▶ **Problem requirements**: Copy every line of the data that includes the string "AASHTO".

Records from a data collection:

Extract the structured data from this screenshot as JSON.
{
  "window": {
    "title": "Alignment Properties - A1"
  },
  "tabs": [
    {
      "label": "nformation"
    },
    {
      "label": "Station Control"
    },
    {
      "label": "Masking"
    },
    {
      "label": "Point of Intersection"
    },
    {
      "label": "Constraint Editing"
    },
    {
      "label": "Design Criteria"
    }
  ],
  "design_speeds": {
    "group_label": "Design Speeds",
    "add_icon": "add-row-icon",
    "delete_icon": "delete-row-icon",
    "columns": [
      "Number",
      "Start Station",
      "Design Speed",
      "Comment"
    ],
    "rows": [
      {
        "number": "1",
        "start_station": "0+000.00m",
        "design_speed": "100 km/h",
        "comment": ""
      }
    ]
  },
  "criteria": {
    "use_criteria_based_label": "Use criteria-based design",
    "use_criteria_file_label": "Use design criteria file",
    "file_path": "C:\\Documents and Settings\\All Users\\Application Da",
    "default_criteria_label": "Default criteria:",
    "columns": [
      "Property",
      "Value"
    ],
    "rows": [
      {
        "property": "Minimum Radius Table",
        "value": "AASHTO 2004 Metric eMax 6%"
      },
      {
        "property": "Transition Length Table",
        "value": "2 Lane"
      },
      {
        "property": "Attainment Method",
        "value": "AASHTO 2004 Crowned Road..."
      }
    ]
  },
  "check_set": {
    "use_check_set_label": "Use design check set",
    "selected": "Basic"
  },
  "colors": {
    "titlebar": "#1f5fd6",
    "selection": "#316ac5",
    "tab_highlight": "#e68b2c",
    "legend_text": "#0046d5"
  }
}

▶ **Solution to this exercise**:
        "value": "AASHTO 2004 Metric eMax 6%"
        "value": "AASHTO 2004 Crowned Road..."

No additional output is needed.